Practical Issues >
Health - Index > Vegan
link to facts from John Robbins' book,
"Diet for a New America"
The killing of over 5 million companion animals each year because there are not enough homes for them is cause for great concern and heartbreak for most Americans but the lives and slaughter of six billion animals each year for food is a tragedy concerning relatively few people. Even with an increasing number of people turning to vegetarianism (for health and humane reasons), the human population is increasing at such a catastrophic pace that animal farming has become "intense"; in its rush to feed a meat-based diet to an ever-increasing number of humans, factory farms are now the norm and the system is driven by profit. Animals raised for food production are specifically excluded from the federal Animal Welfare Act. The intense production required to "harvest" animals in such enormous numbers equates to a living hell for the animals -overcrowding, confinement, excessive reproduction and an unnatural diet that includes antibiotics and other drugs to combat disease and increase the animals' size and rate of growth.
Do you know where your next meal is coming from?
For those who have forgotten, for those who never knew and even for those who never gave it any thought, we hope the following
information (more to come in later issues) will help you decide to give up your animal-based diet. We realize that this change in lifestyle is not easy (but nothing worthwhile ever is) but as well as saving the lives of countless animals, it would improve your health, probably save you money and you'll definitely help the environment. (More on that subject in a later issue of CONTACT.)
Male dairy calves are taken from their mothers at 1- or 2-days-old. For their entire lives they are
separated and chained in a stall 22" wide, unable to turn around or even lie down in a natural position, denied light, exercise and even straw bedding (because they might eat it) and fed only one substance - a mixture of milk by-products, fat, antibiotics, other additives and water. This substance is deficient in iron and causes chronic diarrhea, respiratory and intestinal diseases but is used so that at slaughter, anemic calves yield the desired "white" flesh.
After impregnation, a sow is locked in a narrow metal gestation crate, 18 to 24" wide and just long enough to extend beyond the sow's body. She is restrained in this
unbedded, cement-floored crate for
her entire pregnancy (nearly 4 months) unable to walk or turn around. Some factory farms literally tie the sow to the floor by a short chain or a strap around her neck. Near the end of her pregnancy, the sow is moved to yet another restraining device, the farrowing crate, where she gives birth to and nurses the piglets, eats, sleeps,
defecates, drinks, stands and lies. Piglets are removed from their mother at 3 weeks of age, put into crowded pens with floors of bare wire mesh, perforated metal, plastic-coated metal, fiberglass or concrete, with no straw or other bedding.
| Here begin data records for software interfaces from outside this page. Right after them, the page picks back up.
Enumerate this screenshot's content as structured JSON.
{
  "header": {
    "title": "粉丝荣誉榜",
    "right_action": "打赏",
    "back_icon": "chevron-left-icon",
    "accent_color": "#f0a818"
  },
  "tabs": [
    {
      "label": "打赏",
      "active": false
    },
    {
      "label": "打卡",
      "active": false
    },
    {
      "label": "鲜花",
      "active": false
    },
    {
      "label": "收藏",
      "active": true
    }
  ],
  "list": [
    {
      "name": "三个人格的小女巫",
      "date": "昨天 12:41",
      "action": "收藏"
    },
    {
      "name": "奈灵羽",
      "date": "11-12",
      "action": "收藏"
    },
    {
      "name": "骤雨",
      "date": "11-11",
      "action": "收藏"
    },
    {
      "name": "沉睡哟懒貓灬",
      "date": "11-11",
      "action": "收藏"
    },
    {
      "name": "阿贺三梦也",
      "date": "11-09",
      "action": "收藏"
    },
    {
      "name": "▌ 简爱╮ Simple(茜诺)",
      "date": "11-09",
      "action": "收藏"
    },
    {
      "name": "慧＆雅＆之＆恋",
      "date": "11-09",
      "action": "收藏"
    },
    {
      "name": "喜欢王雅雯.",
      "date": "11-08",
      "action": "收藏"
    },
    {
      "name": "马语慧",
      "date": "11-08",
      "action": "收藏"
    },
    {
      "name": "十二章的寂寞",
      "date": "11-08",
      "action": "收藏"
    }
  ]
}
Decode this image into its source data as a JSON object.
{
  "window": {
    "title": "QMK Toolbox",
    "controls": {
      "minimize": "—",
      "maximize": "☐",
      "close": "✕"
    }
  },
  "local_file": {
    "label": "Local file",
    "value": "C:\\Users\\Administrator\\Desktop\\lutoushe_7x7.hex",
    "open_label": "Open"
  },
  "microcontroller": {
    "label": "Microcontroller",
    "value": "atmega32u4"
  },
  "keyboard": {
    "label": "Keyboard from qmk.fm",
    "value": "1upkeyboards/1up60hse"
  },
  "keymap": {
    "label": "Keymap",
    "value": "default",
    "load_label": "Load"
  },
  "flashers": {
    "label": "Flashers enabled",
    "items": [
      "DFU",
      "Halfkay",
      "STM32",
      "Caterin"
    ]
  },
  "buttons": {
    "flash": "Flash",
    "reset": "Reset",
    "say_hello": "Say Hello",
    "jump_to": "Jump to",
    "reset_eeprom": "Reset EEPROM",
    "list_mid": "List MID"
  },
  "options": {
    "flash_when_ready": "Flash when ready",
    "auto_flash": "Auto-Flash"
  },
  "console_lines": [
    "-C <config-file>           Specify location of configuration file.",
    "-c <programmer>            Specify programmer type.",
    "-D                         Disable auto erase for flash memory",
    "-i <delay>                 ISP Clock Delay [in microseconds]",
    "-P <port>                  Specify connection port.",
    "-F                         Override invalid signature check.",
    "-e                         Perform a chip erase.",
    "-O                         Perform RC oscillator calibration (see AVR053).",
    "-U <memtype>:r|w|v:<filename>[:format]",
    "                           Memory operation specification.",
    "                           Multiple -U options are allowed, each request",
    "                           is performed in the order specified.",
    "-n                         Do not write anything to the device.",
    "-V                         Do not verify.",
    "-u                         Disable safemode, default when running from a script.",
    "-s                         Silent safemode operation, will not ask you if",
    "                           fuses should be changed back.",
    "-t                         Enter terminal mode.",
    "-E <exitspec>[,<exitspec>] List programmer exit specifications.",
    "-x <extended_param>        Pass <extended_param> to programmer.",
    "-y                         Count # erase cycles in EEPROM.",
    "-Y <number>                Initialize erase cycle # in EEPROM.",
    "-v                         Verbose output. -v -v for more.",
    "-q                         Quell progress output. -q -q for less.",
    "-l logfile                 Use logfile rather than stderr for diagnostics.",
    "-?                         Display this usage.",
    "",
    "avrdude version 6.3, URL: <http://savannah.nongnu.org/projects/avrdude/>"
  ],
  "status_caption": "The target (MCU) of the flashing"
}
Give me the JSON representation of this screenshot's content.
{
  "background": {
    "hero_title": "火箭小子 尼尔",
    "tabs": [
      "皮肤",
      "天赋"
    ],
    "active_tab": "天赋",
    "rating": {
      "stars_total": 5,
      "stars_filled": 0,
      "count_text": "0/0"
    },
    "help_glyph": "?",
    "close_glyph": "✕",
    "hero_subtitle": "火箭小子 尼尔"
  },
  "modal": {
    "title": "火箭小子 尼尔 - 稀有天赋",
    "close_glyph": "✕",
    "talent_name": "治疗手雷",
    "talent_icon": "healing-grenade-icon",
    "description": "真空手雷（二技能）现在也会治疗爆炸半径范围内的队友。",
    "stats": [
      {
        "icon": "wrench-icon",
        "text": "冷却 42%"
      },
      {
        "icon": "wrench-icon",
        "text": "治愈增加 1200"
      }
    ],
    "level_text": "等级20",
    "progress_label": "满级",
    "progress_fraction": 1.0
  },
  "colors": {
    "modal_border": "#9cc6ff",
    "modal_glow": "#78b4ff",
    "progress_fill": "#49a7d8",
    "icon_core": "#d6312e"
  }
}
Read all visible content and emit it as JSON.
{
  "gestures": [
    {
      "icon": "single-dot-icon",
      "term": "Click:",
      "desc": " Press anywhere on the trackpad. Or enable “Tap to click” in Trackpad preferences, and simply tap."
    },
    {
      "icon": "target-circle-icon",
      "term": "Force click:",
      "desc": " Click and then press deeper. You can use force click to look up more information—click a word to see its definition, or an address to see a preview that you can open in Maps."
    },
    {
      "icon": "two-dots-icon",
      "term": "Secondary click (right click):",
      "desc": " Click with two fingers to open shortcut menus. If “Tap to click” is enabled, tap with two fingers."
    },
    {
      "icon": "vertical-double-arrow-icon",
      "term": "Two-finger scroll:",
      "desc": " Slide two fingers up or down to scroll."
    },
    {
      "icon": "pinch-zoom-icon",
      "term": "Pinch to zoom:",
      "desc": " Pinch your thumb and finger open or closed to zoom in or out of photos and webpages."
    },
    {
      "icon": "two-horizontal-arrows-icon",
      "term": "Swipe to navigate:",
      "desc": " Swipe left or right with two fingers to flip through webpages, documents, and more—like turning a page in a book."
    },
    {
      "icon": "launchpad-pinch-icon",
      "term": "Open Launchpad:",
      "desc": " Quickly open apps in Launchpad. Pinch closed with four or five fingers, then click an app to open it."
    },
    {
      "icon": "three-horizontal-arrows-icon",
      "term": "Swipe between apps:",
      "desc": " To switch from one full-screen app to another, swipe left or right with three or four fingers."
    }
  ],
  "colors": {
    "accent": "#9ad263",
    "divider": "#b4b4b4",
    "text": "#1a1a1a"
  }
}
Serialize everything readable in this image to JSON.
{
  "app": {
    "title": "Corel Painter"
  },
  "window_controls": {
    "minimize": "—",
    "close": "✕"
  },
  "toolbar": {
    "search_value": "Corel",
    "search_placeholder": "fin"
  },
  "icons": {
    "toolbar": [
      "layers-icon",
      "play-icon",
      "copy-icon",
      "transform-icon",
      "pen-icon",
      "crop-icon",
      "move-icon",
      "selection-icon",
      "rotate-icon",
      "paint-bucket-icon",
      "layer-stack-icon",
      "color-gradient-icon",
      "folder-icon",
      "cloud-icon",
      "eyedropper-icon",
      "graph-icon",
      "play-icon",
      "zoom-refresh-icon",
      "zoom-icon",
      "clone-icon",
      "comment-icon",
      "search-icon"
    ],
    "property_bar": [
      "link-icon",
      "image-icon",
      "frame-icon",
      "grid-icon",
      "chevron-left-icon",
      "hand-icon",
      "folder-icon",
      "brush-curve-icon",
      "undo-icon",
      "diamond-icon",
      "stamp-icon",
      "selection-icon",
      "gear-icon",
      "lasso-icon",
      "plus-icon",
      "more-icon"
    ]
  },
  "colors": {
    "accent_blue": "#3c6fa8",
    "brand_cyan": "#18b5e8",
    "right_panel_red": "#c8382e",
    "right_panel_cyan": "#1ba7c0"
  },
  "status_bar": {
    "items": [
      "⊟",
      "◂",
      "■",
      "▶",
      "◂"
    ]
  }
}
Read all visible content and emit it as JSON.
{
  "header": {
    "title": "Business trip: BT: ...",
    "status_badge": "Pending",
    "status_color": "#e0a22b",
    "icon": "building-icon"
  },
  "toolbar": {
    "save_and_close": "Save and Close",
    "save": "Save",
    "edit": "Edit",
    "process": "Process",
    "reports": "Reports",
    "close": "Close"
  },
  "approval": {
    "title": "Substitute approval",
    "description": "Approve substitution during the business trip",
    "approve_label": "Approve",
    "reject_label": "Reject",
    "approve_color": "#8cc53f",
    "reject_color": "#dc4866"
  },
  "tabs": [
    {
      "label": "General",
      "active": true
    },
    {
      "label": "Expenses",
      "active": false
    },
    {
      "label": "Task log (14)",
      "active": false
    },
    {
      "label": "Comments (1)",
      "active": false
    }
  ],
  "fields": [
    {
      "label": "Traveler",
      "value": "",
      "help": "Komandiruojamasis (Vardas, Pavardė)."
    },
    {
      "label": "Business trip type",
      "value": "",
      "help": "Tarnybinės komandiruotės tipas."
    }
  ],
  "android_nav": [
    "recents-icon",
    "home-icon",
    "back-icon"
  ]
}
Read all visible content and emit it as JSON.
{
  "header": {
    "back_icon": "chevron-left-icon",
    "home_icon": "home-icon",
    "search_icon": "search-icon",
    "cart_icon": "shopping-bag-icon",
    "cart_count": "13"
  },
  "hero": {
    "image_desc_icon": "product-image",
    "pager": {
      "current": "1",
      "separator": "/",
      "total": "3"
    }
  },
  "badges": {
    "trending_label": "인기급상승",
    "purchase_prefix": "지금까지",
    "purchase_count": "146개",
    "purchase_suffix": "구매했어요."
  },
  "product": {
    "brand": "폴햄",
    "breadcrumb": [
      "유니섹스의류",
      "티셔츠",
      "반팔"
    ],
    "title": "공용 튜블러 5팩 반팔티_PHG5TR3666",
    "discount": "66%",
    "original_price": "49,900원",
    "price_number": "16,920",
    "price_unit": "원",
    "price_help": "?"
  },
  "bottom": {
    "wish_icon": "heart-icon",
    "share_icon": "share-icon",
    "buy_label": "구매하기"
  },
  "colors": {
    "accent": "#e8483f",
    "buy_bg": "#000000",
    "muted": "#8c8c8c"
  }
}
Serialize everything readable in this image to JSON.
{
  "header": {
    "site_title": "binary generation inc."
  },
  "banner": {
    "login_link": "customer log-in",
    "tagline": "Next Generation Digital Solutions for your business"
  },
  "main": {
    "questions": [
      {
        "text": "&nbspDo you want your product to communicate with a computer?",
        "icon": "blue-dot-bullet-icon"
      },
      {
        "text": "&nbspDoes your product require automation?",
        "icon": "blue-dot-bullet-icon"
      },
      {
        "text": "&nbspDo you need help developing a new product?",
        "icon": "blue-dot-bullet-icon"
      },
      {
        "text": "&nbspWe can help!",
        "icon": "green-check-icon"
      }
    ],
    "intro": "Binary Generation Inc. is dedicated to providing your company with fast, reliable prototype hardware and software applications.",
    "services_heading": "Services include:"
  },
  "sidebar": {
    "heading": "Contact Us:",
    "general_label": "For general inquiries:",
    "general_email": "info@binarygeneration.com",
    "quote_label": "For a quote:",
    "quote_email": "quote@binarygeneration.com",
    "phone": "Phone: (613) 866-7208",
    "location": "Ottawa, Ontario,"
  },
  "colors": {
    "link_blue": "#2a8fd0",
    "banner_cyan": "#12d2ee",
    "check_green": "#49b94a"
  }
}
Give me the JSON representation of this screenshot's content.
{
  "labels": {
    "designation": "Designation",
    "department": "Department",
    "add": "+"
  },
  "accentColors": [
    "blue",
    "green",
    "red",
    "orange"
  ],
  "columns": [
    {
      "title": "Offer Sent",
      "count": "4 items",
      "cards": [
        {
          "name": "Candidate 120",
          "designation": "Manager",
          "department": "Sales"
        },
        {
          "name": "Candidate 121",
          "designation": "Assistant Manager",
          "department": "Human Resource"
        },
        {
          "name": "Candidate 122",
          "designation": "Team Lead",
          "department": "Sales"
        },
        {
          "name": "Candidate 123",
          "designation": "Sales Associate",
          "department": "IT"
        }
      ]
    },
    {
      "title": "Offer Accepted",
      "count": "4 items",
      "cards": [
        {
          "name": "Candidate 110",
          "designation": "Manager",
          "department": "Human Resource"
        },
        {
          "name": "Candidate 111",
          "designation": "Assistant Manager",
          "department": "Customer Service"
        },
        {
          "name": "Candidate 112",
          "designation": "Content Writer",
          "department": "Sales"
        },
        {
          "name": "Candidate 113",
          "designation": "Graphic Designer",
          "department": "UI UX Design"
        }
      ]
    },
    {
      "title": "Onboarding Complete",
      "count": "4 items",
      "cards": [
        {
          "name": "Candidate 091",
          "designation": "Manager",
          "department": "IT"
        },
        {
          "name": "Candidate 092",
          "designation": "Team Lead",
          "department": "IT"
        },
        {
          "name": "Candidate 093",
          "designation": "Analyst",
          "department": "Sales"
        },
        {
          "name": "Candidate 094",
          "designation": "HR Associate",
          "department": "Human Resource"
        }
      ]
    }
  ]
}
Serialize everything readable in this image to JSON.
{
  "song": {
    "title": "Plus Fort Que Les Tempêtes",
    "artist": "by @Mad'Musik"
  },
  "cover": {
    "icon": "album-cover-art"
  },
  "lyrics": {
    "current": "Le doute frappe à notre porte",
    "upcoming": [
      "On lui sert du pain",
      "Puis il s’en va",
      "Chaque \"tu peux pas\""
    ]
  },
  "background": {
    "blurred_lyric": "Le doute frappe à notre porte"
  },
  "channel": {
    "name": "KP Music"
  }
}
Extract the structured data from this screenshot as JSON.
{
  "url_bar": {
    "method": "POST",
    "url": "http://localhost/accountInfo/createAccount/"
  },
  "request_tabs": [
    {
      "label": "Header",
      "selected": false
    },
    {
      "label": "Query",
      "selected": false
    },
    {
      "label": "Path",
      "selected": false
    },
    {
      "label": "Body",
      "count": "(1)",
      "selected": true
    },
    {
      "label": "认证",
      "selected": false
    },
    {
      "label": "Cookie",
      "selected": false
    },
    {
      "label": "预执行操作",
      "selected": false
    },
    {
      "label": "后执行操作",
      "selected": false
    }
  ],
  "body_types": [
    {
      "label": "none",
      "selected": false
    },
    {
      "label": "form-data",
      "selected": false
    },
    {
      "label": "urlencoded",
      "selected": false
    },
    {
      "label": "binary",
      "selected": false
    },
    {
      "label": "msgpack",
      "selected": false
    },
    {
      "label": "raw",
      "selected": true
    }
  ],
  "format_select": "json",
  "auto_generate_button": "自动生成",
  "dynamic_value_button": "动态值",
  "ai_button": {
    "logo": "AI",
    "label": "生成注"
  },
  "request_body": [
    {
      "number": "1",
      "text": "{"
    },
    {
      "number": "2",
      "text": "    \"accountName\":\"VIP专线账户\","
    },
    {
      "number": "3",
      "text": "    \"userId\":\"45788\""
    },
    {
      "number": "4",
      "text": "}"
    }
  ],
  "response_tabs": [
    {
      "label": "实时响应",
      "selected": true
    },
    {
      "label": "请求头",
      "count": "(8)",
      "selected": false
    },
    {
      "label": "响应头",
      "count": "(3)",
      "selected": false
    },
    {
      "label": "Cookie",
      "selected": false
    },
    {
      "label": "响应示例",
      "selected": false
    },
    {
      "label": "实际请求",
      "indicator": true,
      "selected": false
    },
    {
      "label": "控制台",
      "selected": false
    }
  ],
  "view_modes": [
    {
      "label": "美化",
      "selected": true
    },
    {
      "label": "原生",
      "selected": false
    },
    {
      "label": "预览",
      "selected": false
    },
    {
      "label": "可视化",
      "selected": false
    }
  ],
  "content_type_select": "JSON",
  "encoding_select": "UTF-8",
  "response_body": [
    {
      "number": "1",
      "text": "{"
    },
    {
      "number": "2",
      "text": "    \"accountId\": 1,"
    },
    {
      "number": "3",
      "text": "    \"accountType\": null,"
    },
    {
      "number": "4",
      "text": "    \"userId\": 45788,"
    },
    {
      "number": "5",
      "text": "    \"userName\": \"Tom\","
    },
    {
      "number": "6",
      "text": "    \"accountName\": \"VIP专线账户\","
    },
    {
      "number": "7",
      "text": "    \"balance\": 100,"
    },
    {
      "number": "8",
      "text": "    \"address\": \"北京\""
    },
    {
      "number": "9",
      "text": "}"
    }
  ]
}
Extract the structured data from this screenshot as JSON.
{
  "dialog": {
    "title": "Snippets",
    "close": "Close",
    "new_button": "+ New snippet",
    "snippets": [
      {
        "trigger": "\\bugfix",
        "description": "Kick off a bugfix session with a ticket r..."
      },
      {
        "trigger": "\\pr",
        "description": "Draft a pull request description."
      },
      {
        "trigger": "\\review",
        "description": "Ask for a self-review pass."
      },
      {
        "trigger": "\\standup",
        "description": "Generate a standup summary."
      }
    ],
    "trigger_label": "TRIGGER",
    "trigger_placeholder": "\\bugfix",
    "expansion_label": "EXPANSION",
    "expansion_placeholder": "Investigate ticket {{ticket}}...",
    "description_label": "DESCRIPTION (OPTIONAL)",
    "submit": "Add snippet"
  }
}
The English translation means "fatty liver" - but that description would obviously turn most people away from ever eating this "gourmet food". What would really change the mind of anyone thinking of eating this so-called delicacy is tile way it is produced: A wide pipe is shoved down the duck's
throat three times a day, every day. Pumped into the duck's stomach, through a
pipe, is so much corn, oil and salt mush that the duck breathes some of it into
his lungs and has difficulty walking afterward. Many ducks die from burst
stomachs before the force-feeding swells their livers to the desired eight times
normal size. The duck's esophagus sustains such severe injuries that it will no
longer be able to eat on its own if the force feeding is stopped. Ducks used in
making foie gras suffer from liver disease called hepatic lipidosis, in which
the liver swells, causing constant pain and eventually breaks down completely.
When the liver has finally reached the desired size, the bird is killed.